**Exercise details**: Scan the data below for the string "header". Show every line where it turns up.
============================================================
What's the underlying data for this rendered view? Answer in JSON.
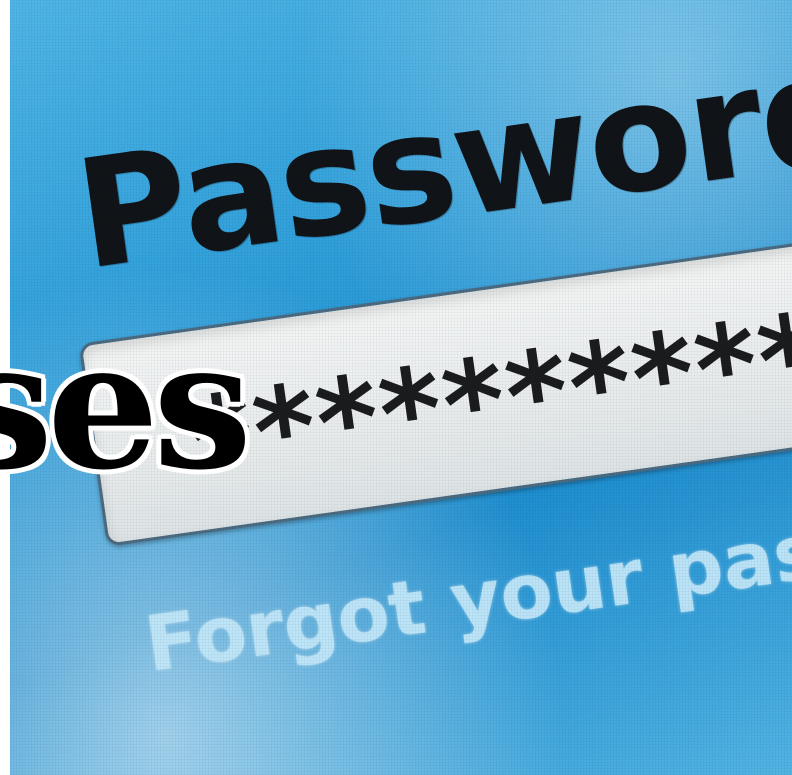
{
  "login_form": {
    "field_label": "Password",
    "password_masked": "************",
    "forgot_link": "Forgot your password?"
  },
  "overlay": {
    "headline_fragment": "ses"
  },
  "colors": {
    "screen_blue": "#2f9fdb",
    "field_background": "#e8eced",
    "label_text": "#101418",
    "link_text": "#bee6fa",
    "overlay_text": "#000000"
  }
}
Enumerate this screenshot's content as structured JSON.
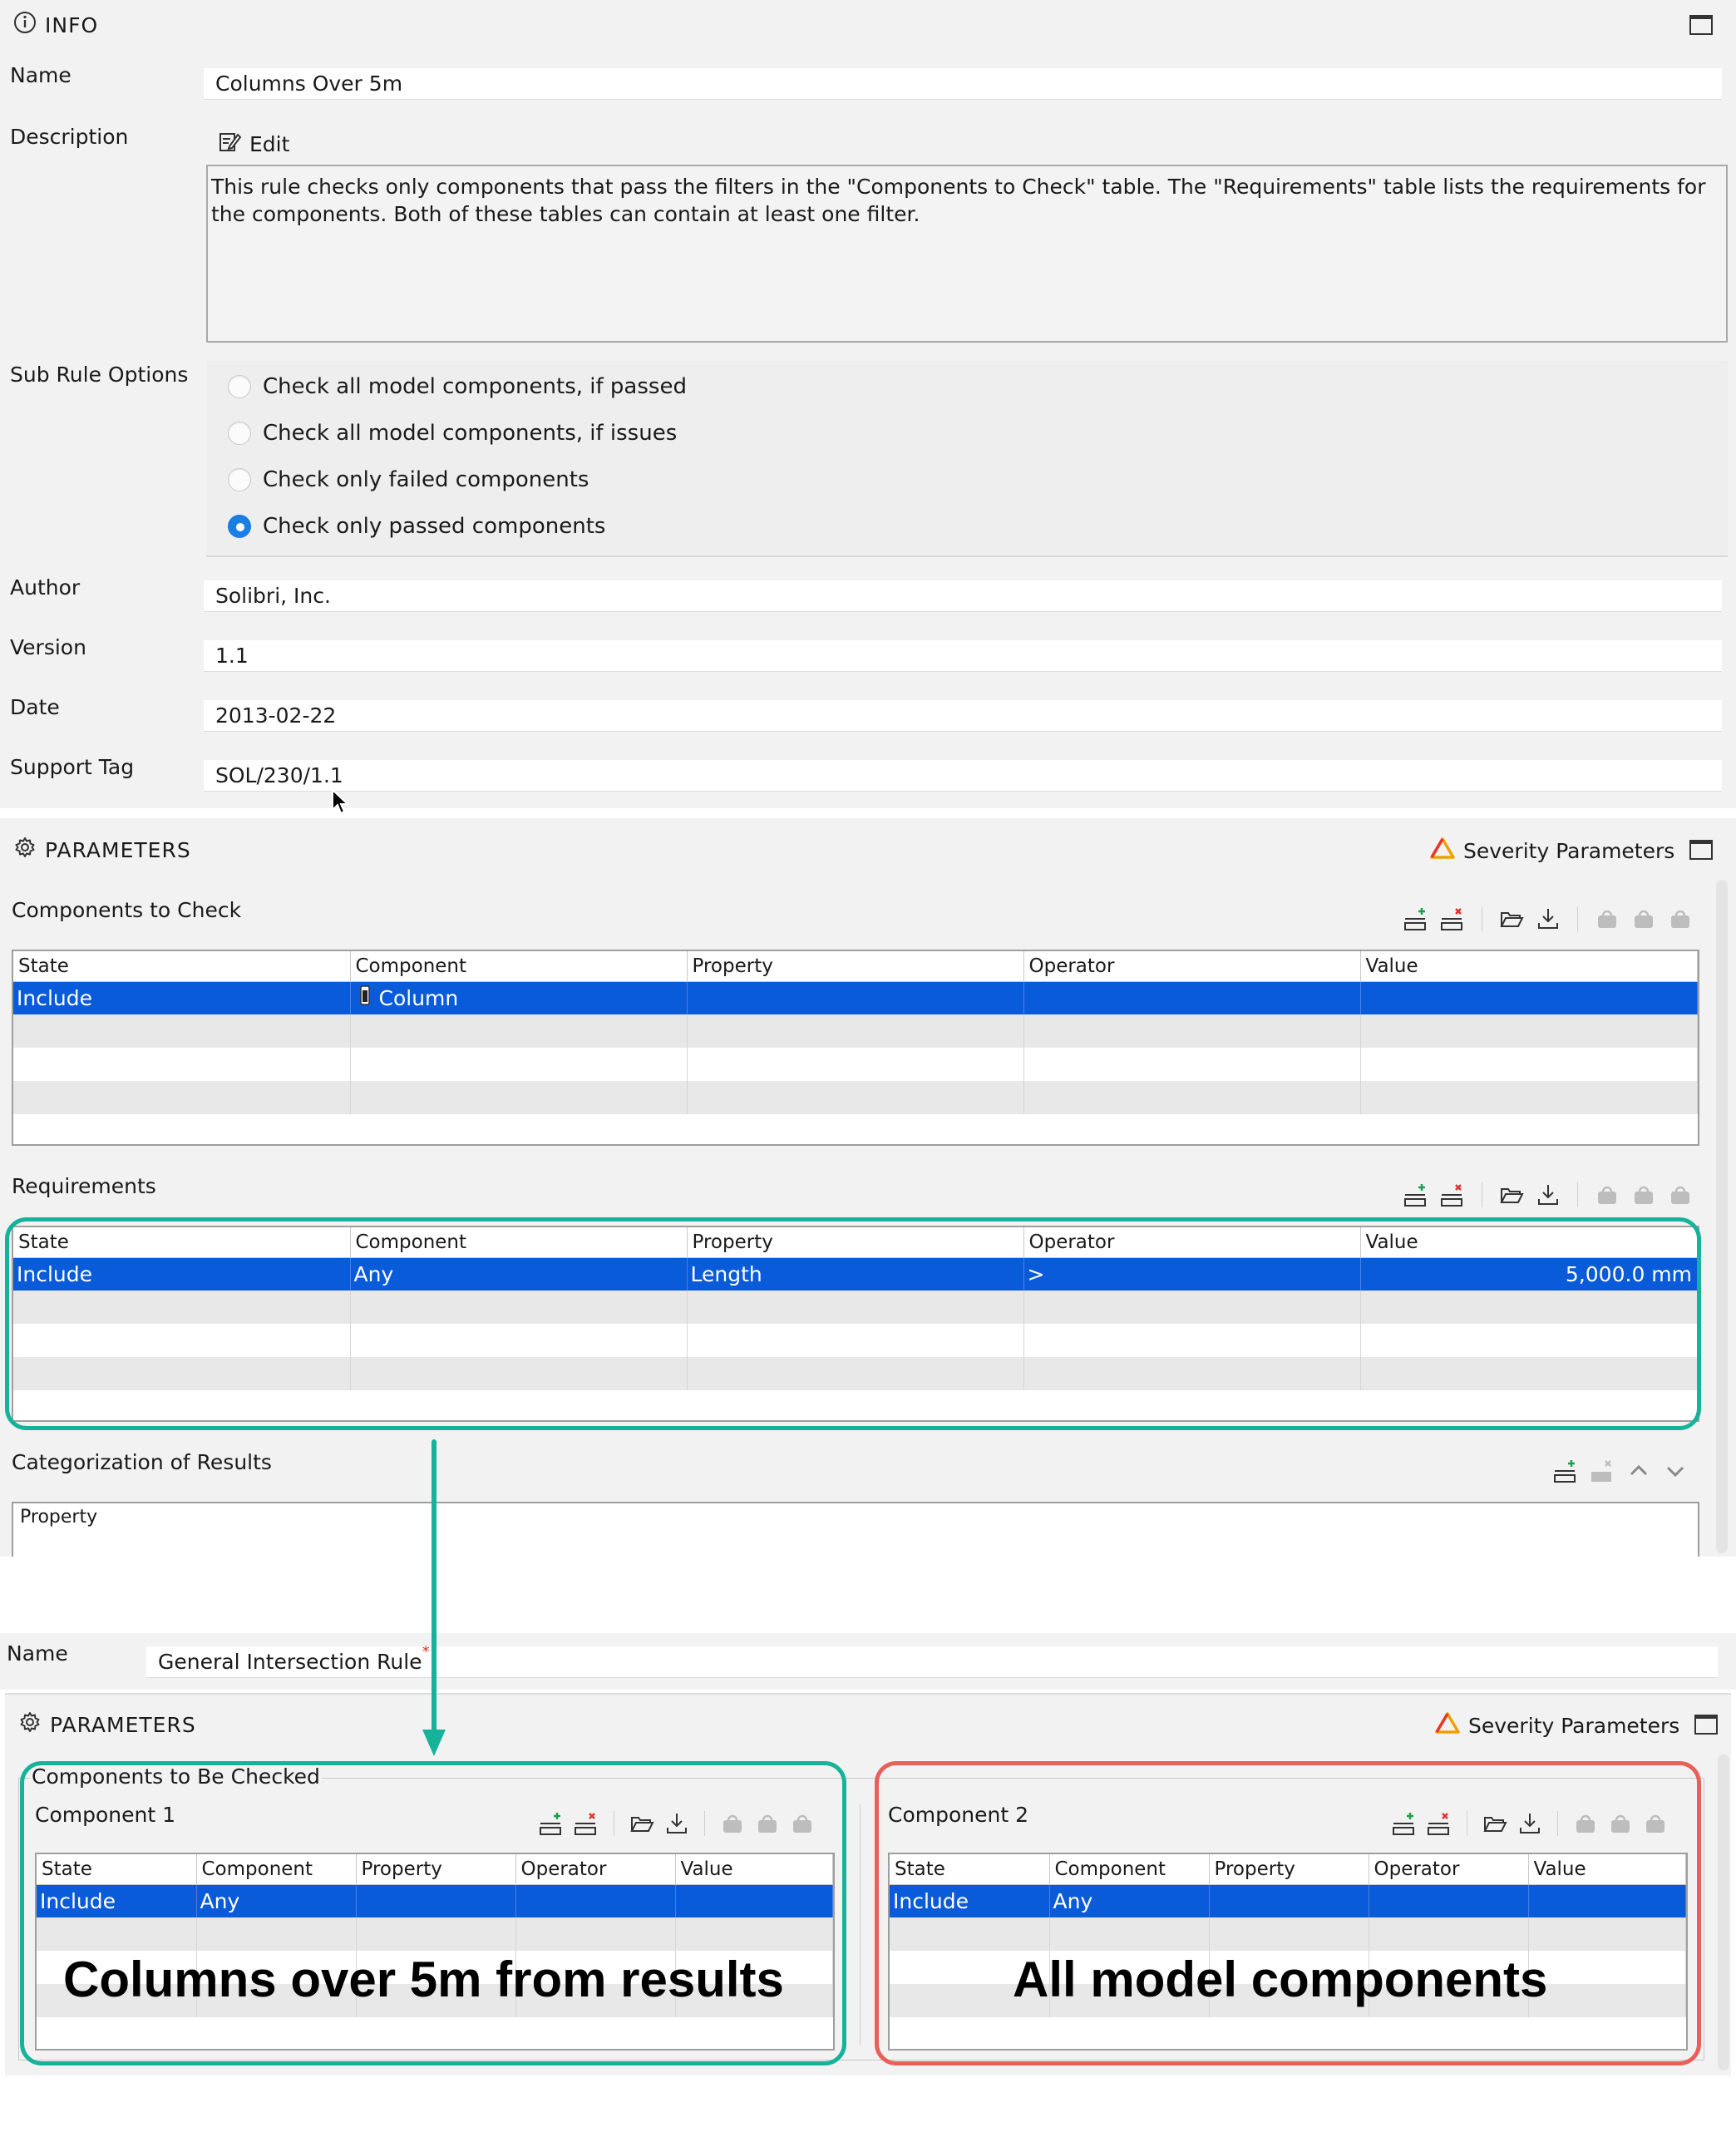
{
  "info": {
    "header": "INFO",
    "fields": {
      "name_label": "Name",
      "name_value": "Columns Over 5m",
      "description_label": "Description",
      "edit_label": "Edit",
      "description_text": "This rule checks only components that pass the filters in the \"Components to Check\" table. The \"Requirements\" table lists the requirements for the components. Both of these tables can contain at least one filter.",
      "sub_rule_label": "Sub Rule Options",
      "author_label": "Author",
      "author_value": "Solibri, Inc.",
      "version_label": "Version",
      "version_value": "1.1",
      "date_label": "Date",
      "date_value": "2013-02-22",
      "support_label": "Support Tag",
      "support_value": "SOL/230/1.1"
    },
    "sub_rule_options": [
      {
        "label": "Check all model components, if passed",
        "selected": false
      },
      {
        "label": "Check all model components, if issues",
        "selected": false
      },
      {
        "label": "Check only failed components",
        "selected": false
      },
      {
        "label": "Check only passed components",
        "selected": true
      }
    ]
  },
  "parameters": {
    "header": "PARAMETERS",
    "severity_label": "Severity Parameters",
    "components_to_check": {
      "title": "Components to Check",
      "columns": [
        "State",
        "Component",
        "Property",
        "Operator",
        "Value"
      ],
      "rows": [
        {
          "state": "Include",
          "component": "Column",
          "property": "",
          "operator": "",
          "value": ""
        }
      ]
    },
    "requirements": {
      "title": "Requirements",
      "columns": [
        "State",
        "Component",
        "Property",
        "Operator",
        "Value"
      ],
      "rows": [
        {
          "state": "Include",
          "component": "Any",
          "property": "Length",
          "operator": ">",
          "value": "5,000.0 mm"
        }
      ]
    },
    "categorization": {
      "title": "Categorization of Results",
      "columns": [
        "Property"
      ]
    }
  },
  "second_rule": {
    "name_label": "Name",
    "name_value": "General Intersection Rule",
    "header": "PARAMETERS",
    "severity_label": "Severity Parameters",
    "group_label": "Components to Be Checked",
    "component1": {
      "title": "Component 1",
      "columns": [
        "State",
        "Component",
        "Property",
        "Operator",
        "Value"
      ],
      "rows": [
        {
          "state": "Include",
          "component": "Any",
          "property": "",
          "operator": "",
          "value": ""
        }
      ]
    },
    "component2": {
      "title": "Component 2",
      "columns": [
        "State",
        "Component",
        "Property",
        "Operator",
        "Value"
      ],
      "rows": [
        {
          "state": "Include",
          "component": "Any",
          "property": "",
          "operator": "",
          "value": ""
        }
      ]
    }
  },
  "annotations": {
    "left_caption": "Columns over 5m from results",
    "right_caption": "All model components",
    "teal_color": "#16b29a",
    "red_color": "#e8605a"
  }
}
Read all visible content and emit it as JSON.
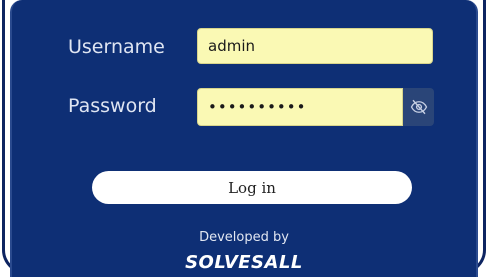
{
  "login": {
    "username_label": "Username",
    "username_value": "admin",
    "password_label": "Password",
    "password_masked": "••••••••••",
    "login_label": "Log in"
  },
  "footer": {
    "developed_by": "Developed by",
    "brand": "SOLVESALL"
  },
  "icons": {
    "password_toggle": "eye-slash-icon"
  },
  "colors": {
    "panel_background": "#0e2f75",
    "input_background": "#faf9b4",
    "button_background": "#ffffff"
  }
}
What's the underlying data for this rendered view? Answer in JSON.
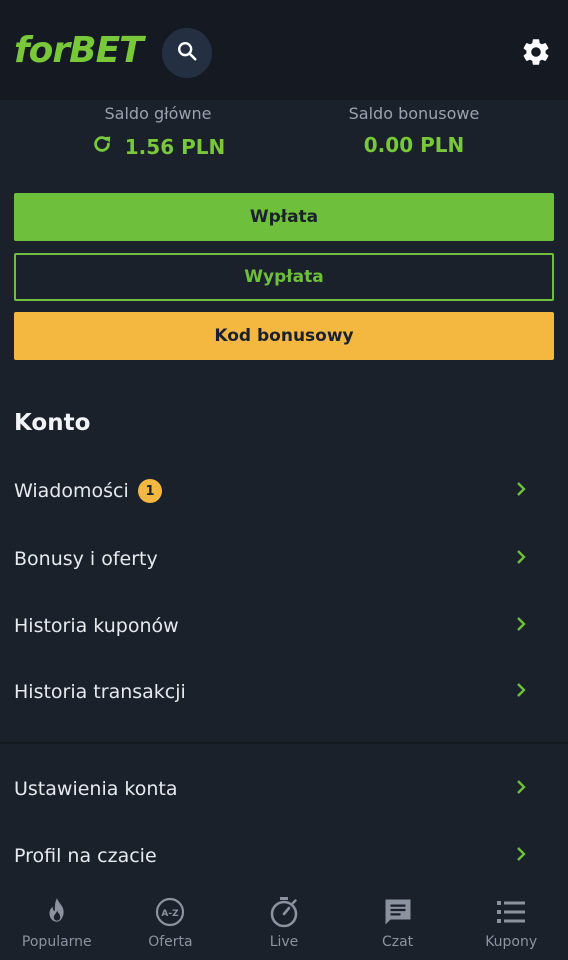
{
  "header": {
    "logo": "forBET"
  },
  "balances": {
    "main_label": "Saldo główne",
    "main_value": "1.56 PLN",
    "bonus_label": "Saldo bonusowe",
    "bonus_value": "0.00 PLN"
  },
  "buttons": {
    "deposit": "Wpłata",
    "withdraw": "Wypłata",
    "bonus_code": "Kod bonusowy"
  },
  "account": {
    "title": "Konto",
    "items": [
      {
        "label": "Wiadomości",
        "badge": "1"
      },
      {
        "label": "Bonusy i oferty"
      },
      {
        "label": "Historia kuponów"
      },
      {
        "label": "Historia transakcji"
      },
      {
        "label": "Ustawienia konta"
      },
      {
        "label": "Profil na czacie"
      }
    ]
  },
  "nav": [
    {
      "label": "Popularne",
      "icon": "flame-icon"
    },
    {
      "label": "Oferta",
      "icon": "az-icon"
    },
    {
      "label": "Live",
      "icon": "stopwatch-icon"
    },
    {
      "label": "Czat",
      "icon": "chat-icon"
    },
    {
      "label": "Kupony",
      "icon": "list-icon"
    }
  ],
  "colors": {
    "accent_green": "#6ebf3b",
    "accent_yellow": "#f4b73f",
    "background": "#1b212b"
  }
}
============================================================
**Answer section**:
    "header": "INFO",
    "header": "PARAMETERS",
    "header": "PARAMETERS",
  "header": {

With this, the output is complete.